## What you are asked to do
Filter this data down to the lines that hold "chevron", and copy them.

## Data for the task
■ ■ ■ ■

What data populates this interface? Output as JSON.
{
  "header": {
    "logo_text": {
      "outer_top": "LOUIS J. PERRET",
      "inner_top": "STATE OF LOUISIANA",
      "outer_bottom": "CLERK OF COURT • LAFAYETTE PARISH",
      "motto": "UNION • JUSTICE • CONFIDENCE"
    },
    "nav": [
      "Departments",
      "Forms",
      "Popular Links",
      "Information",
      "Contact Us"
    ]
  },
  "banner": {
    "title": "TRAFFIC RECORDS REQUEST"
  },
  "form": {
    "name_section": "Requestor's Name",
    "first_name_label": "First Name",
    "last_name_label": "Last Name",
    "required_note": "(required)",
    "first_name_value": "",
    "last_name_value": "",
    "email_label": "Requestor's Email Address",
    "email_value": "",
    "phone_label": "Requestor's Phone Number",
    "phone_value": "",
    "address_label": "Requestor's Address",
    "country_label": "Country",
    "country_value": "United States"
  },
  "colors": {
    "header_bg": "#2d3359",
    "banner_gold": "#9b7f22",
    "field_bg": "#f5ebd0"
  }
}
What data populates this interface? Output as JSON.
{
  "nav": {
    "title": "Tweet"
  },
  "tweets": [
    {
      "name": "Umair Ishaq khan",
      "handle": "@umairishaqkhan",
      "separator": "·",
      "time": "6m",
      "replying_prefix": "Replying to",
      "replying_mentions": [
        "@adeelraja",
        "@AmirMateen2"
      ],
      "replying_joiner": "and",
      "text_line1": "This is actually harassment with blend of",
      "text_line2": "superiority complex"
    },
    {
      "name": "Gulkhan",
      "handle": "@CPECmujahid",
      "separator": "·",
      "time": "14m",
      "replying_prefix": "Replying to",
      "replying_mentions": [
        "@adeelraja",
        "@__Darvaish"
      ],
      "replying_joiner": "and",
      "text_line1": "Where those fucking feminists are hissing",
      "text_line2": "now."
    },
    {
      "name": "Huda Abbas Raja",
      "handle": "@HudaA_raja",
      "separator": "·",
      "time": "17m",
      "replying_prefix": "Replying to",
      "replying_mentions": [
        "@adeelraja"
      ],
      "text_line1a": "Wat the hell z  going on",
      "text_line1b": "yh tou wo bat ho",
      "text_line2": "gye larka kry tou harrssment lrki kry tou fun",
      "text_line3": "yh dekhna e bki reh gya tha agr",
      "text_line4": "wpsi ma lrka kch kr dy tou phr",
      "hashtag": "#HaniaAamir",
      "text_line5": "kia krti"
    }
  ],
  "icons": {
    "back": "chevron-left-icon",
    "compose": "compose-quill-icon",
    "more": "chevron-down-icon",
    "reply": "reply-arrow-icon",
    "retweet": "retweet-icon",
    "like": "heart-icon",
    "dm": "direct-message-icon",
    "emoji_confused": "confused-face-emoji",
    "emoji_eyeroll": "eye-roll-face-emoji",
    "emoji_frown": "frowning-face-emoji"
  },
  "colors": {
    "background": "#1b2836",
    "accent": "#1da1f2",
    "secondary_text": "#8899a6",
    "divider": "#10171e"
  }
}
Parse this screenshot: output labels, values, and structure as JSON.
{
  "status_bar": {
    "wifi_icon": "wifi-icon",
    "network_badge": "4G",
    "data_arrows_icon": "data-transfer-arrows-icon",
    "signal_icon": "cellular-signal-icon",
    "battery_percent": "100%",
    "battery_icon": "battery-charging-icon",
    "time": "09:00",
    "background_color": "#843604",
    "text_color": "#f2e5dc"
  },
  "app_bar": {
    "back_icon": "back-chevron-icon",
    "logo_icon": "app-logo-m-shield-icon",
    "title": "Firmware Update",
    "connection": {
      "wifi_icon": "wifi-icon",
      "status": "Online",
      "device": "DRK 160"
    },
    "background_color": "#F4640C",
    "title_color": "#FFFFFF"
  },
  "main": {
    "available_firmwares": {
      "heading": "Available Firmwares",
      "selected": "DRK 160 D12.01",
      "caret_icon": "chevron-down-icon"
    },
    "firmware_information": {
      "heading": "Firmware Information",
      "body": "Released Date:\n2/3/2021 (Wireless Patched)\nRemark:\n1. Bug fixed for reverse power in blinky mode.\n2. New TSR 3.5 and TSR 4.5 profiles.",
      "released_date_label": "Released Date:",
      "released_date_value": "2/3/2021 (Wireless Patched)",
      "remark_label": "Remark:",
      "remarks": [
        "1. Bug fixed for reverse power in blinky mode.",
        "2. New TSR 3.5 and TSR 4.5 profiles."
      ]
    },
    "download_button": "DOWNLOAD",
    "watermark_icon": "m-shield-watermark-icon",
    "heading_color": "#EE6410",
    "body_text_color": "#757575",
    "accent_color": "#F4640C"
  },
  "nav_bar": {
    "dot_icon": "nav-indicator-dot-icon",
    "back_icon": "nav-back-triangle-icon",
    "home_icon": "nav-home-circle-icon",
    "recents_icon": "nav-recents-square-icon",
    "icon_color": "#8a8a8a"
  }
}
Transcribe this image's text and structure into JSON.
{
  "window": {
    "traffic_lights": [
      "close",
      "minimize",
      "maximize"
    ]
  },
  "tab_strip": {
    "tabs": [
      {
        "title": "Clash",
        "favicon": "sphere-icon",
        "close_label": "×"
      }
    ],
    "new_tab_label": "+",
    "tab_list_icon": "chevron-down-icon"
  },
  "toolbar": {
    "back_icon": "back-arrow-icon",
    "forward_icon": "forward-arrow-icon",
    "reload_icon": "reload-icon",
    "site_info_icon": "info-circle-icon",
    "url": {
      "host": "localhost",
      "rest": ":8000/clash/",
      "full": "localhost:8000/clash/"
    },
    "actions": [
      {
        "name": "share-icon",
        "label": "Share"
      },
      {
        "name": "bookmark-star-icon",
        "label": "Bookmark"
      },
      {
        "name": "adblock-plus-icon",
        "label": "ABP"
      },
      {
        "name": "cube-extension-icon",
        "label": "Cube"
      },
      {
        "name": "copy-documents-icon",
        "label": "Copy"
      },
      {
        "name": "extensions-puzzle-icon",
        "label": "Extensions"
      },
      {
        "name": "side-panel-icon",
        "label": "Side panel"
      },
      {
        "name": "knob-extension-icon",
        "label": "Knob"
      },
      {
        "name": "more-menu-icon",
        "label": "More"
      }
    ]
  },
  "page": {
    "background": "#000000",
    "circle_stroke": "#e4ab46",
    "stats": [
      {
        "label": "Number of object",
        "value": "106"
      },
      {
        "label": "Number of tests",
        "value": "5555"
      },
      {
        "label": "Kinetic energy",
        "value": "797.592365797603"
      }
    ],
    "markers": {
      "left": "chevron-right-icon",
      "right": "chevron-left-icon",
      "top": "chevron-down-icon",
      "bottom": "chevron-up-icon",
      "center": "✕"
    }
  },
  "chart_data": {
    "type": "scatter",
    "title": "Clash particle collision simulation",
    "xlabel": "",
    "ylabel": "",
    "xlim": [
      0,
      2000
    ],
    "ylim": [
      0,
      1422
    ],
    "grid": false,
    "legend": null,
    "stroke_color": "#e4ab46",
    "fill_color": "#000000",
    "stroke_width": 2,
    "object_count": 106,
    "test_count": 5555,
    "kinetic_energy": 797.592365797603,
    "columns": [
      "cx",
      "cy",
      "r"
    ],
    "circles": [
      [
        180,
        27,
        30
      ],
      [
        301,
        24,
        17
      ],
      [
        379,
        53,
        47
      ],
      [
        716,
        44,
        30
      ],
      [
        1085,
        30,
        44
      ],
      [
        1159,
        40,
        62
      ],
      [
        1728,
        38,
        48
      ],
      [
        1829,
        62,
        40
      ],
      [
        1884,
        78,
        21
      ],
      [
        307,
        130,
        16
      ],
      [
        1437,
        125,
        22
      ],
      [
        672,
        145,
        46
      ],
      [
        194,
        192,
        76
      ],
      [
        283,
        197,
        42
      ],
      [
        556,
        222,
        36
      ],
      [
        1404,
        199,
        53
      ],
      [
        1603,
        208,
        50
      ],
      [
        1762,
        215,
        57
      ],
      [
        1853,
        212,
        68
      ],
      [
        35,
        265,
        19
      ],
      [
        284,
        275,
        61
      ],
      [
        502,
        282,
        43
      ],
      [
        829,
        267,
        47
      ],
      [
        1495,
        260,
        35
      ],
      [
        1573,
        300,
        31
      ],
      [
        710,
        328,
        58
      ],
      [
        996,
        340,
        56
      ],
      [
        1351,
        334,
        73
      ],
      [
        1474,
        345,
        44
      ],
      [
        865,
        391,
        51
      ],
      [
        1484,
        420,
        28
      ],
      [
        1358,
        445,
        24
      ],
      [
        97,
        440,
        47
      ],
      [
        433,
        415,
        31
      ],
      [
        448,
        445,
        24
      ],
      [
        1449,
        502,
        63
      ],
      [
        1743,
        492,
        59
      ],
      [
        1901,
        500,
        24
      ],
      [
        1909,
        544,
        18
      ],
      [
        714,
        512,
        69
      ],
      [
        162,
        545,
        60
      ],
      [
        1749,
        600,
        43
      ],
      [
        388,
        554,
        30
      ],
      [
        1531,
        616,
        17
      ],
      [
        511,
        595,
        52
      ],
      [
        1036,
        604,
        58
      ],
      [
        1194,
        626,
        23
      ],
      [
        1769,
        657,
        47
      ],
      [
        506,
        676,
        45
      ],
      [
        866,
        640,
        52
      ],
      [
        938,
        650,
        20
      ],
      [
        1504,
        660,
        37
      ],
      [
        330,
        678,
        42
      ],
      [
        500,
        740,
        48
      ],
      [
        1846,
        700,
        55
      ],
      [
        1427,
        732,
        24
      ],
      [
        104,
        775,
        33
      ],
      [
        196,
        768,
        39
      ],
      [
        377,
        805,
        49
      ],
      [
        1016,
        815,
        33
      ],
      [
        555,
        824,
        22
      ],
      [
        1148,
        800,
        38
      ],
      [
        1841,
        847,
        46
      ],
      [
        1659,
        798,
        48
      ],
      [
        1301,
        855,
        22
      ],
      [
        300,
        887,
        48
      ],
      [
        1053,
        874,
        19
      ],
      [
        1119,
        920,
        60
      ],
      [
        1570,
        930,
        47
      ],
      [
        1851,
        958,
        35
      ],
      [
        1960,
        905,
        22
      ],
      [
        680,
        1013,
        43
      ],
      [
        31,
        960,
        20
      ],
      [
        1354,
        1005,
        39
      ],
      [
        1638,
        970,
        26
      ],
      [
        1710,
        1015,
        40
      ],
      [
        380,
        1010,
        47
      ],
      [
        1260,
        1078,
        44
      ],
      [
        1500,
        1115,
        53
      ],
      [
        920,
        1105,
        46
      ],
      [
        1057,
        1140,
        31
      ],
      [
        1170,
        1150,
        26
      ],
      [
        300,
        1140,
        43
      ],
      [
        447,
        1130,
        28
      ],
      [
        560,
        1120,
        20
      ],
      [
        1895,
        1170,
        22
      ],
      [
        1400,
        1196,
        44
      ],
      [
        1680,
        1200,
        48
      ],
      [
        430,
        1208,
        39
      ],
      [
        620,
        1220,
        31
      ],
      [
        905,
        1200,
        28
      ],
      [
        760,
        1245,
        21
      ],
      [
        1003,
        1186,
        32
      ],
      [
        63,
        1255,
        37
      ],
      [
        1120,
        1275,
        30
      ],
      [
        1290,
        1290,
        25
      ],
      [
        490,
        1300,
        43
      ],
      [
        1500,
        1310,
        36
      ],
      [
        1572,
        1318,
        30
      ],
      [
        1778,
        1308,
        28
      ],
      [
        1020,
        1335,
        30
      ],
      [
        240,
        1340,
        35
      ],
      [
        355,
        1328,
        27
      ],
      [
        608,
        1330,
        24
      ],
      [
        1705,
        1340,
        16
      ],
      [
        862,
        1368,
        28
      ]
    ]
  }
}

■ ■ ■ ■

## Exercise output
    "back": "chevron-left-icon",
    "more": "chevron-down-icon",
    "back_icon": "back-chevron-icon",
      "caret_icon": "chevron-down-icon"
    "tab_list_icon": "chevron-down-icon"
      "left": "chevron-right-icon",
      "right": "chevron-left-icon",
      "top": "chevron-down-icon",
      "bottom": "chevron-up-icon",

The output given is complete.